Web of Science Citations: 0
Abstract

The study of the paleoenvironment depends upon proxies of palaeovegetation associated with chronological records. Carbon stable isotopes in soil samples provide information on the past vegetation type due to differences in mass fractionation during photosynthesis. Radiocarbon measurements on soil organic matter may also have different behaviors, given the complexity of soils as mixtures of multiple sources. With the aim of investigating how different soils, under different vegetation coverages, may affect paleoenvironmental reconstructions, we have analyzed four soil profiles collected at the Itatiaia National Park, between Rio de Janeiro and Minas Gerais states in Brazil, in the context of the Atlantic Forest biome, at altitudes between 1898m and 2457m. Different chemical fractions of the bulk soil were separately C-14 dated for each sample depth. For the total soil and the non-hydrolyzable carbon, discrepancies in pMC values were mostly within 5% from the humin fraction values. Two Histosol profiles collected under forest vegetation on a hillside presented very different morphologies and chronologies, possibly related to colluvium effect, indicated by the deposition of originally older material. The results for a Histosol profile under grassland indicates that C3 plants were the dominant vegetation over most of the last 8000 years at the most distant location while a Cambisol profile under transitional vegetation shows variations, with C3 plants at ca. 2 kyr BP, switching to C4 before ca. 700 yr BP, suggesting anthropic influence. (AU)

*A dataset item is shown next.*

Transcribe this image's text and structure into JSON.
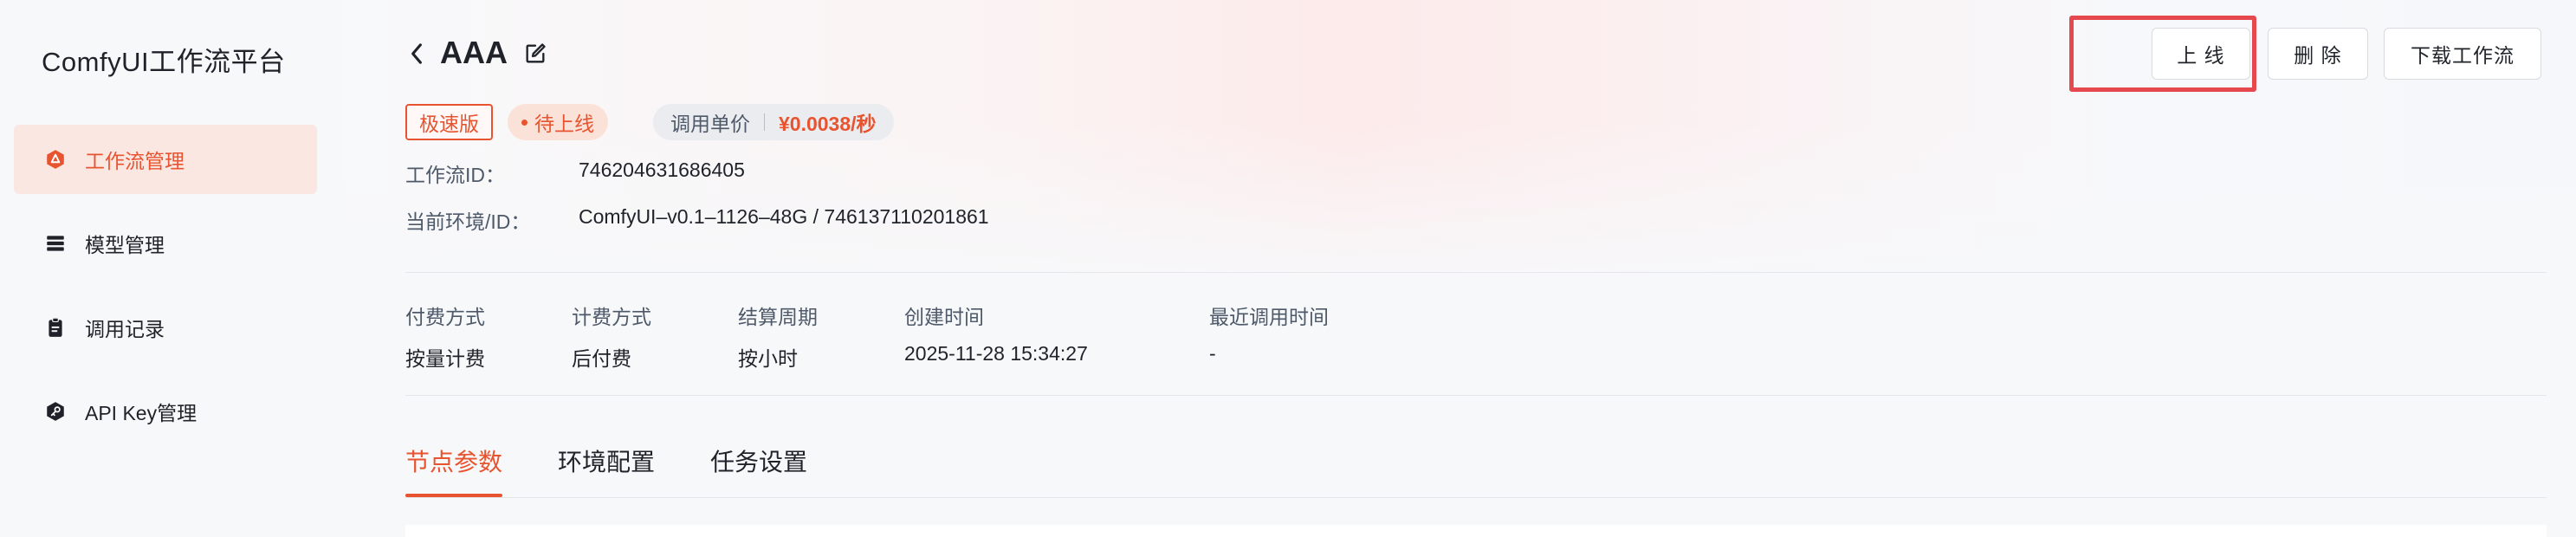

FAPESP's process: 15/50683-2 - Vulnerability of populations under extreme scenarios
Grantee:Paulo Eduardo de Oliveira
Support type: Research Program on Global Climate Change - Thematic Grants